**WORK INSTRUCTIONS**
This exercise asks for every record to be output again exactly.

= = =

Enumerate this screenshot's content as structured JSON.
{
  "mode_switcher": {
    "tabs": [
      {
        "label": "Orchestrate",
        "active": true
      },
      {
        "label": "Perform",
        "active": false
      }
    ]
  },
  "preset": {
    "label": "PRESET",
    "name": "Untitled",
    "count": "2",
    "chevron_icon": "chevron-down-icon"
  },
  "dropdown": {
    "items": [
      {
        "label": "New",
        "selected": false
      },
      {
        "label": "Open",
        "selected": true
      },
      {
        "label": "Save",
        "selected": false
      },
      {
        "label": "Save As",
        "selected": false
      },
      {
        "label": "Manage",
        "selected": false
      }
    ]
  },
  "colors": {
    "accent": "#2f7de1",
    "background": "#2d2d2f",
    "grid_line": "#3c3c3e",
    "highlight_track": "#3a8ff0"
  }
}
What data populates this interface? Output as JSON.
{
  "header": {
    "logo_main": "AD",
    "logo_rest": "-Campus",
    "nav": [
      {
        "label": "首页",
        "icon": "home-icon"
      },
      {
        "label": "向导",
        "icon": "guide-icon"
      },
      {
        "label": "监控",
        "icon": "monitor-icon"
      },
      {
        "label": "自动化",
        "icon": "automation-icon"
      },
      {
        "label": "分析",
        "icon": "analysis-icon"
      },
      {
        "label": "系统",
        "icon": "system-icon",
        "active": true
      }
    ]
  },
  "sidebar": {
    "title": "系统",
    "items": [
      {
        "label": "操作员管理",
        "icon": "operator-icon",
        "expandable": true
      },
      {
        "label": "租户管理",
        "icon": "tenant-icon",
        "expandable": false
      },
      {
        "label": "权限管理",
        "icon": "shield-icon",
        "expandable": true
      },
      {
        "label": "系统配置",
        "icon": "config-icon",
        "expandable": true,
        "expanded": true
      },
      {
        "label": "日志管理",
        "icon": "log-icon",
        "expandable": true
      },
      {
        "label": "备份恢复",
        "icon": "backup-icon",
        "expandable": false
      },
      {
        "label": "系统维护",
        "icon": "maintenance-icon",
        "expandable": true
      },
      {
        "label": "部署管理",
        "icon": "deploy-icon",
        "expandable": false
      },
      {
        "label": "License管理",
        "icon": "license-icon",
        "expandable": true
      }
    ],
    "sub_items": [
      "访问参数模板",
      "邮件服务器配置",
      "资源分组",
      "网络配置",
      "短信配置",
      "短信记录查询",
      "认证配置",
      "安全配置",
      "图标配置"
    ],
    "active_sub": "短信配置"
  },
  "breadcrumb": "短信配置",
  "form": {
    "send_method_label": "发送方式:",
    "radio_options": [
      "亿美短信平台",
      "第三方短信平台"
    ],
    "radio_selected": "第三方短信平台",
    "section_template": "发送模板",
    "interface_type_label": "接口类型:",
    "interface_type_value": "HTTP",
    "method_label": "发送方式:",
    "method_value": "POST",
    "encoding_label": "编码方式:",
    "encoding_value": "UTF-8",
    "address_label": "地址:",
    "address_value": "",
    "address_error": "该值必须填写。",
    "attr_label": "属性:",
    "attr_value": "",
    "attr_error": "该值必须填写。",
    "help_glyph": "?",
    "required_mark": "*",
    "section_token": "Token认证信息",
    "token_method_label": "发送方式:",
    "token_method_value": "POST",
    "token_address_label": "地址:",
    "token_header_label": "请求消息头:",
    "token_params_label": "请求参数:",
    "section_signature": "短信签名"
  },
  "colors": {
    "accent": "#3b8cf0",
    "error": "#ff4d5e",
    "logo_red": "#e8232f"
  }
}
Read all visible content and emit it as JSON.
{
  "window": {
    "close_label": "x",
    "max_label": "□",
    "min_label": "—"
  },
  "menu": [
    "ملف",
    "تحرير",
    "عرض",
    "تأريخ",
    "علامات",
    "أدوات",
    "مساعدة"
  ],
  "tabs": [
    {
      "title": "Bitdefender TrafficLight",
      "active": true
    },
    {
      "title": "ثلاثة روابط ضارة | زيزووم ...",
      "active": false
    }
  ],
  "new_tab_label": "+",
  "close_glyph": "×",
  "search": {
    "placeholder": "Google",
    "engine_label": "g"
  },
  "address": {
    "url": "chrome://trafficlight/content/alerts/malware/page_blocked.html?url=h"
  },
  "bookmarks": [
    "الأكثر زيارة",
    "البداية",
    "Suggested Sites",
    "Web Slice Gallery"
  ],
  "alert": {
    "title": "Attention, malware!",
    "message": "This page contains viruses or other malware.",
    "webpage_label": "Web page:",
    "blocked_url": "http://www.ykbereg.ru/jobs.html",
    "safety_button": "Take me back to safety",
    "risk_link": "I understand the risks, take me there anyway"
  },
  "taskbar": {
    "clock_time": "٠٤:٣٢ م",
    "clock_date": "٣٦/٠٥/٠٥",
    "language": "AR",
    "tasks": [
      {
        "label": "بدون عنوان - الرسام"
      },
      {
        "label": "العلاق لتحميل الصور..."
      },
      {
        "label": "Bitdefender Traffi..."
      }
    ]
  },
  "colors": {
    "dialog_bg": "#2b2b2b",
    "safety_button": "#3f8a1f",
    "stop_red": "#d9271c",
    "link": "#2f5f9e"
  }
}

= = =

**ANSWER BOX**
Enumerate this screenshot's content as structured JSON.
{
  "mode_switcher": {
    "tabs": [
      {
        "label": "Orchestrate",
        "active": true
      },
      {
        "label": "Perform",
        "active": false
      }
    ]
  },
  "preset": {
    "label": "PRESET",
    "name": "Untitled",
    "count": "2",
    "chevron_icon": "chevron-down-icon"
  },
  "dropdown": {
    "items": [
      {
        "label": "New",
        "selected": false
      },
      {
        "label": "Open",
        "selected": true
      },
      {
        "label": "Save",
        "selected": false
      },
      {
        "label": "Save As",
        "selected": false
      },
      {
        "label": "Manage",
        "selected": false
      }
    ]
  },
  "colors": {
    "accent": "#2f7de1",
    "background": "#2d2d2f",
    "grid_line": "#3c3c3e",
    "highlight_track": "#3a8ff0"
  }
}
What data populates this interface? Output as JSON.
{
  "header": {
    "logo_main": "AD",
    "logo_rest": "-Campus",
    "nav": [
      {
        "label": "首页",
        "icon": "home-icon"
      },
      {
        "label": "向导",
        "icon": "guide-icon"
      },
      {
        "label": "监控",
        "icon": "monitor-icon"
      },
      {
        "label": "自动化",
        "icon": "automation-icon"
      },
      {
        "label": "分析",
        "icon": "analysis-icon"
      },
      {
        "label": "系统",
        "icon": "system-icon",
        "active": true
      }
    ]
  },
  "sidebar": {
    "title": "系统",
    "items": [
      {
        "label": "操作员管理",
        "icon": "operator-icon",
        "expandable": true
      },
      {
        "label": "租户管理",
        "icon": "tenant-icon",
        "expandable": false
      },
      {
        "label": "权限管理",
        "icon": "shield-icon",
        "expandable": true
      },
      {
        "label": "系统配置",
        "icon": "config-icon",
        "expandable": true,
        "expanded": true
      },
      {
        "label": "日志管理",
        "icon": "log-icon",
        "expandable": true
      },
      {
        "label": "备份恢复",
        "icon": "backup-icon",
        "expandable": false
      },
      {
        "label": "系统维护",
        "icon": "maintenance-icon",
        "expandable": true
      },
      {
        "label": "部署管理",
        "icon": "deploy-icon",
        "expandable": false
      },
      {
        "label": "License管理",
        "icon": "license-icon",
        "expandable": true
      }
    ],
    "sub_items": [
      "访问参数模板",
      "邮件服务器配置",
      "资源分组",
      "网络配置",
      "短信配置",
      "短信记录查询",
      "认证配置",
      "安全配置",
      "图标配置"
    ],
    "active_sub": "短信配置"
  },
  "breadcrumb": "短信配置",
  "form": {
    "send_method_label": "发送方式:",
    "radio_options": [
      "亿美短信平台",
      "第三方短信平台"
    ],
    "radio_selected": "第三方短信平台",
    "section_template": "发送模板",
    "interface_type_label": "接口类型:",
    "interface_type_value": "HTTP",
    "method_label": "发送方式:",
    "method_value": "POST",
    "encoding_label": "编码方式:",
    "encoding_value": "UTF-8",
    "address_label": "地址:",
    "address_value": "",
    "address_error": "该值必须填写。",
    "attr_label": "属性:",
    "attr_value": "",
    "attr_error": "该值必须填写。",
    "help_glyph": "?",
    "required_mark": "*",
    "section_token": "Token认证信息",
    "token_method_label": "发送方式:",
    "token_method_value": "POST",
    "token_address_label": "地址:",
    "token_header_label": "请求消息头:",
    "token_params_label": "请求参数:",
    "section_signature": "短信签名"
  },
  "colors": {
    "accent": "#3b8cf0",
    "error": "#ff4d5e",
    "logo_red": "#e8232f"
  }
}
Read all visible content and emit it as JSON.
{
  "window": {
    "close_label": "x",
    "max_label": "□",
    "min_label": "—"
  },
  "menu": [
    "ملف",
    "تحرير",
    "عرض",
    "تأريخ",
    "علامات",
    "أدوات",
    "مساعدة"
  ],
  "tabs": [
    {
      "title": "Bitdefender TrafficLight",
      "active": true
    },
    {
      "title": "ثلاثة روابط ضارة | زيزووم ...",
      "active": false
    }
  ],
  "new_tab_label": "+",
  "close_glyph": "×",
  "search": {
    "placeholder": "Google",
    "engine_label": "g"
  },
  "address": {
    "url": "chrome://trafficlight/content/alerts/malware/page_blocked.html?url=h"
  },
  "bookmarks": [
    "الأكثر زيارة",
    "البداية",
    "Suggested Sites",
    "Web Slice Gallery"
  ],
  "alert": {
    "title": "Attention, malware!",
    "message": "This page contains viruses or other malware.",
    "webpage_label": "Web page:",
    "blocked_url": "http://www.ykbereg.ru/jobs.html",
    "safety_button": "Take me back to safety",
    "risk_link": "I understand the risks, take me there anyway"
  },
  "taskbar": {
    "clock_time": "٠٤:٣٢ م",
    "clock_date": "٣٦/٠٥/٠٥",
    "language": "AR",
    "tasks": [
      {
        "label": "بدون عنوان - الرسام"
      },
      {
        "label": "العلاق لتحميل الصور..."
      },
      {
        "label": "Bitdefender Traffi..."
      }
    ]
  },
  "colors": {
    "dialog_bg": "#2b2b2b",
    "safety_button": "#3f8a1f",
    "stop_red": "#d9271c",
    "link": "#2f5f9e"
  }
}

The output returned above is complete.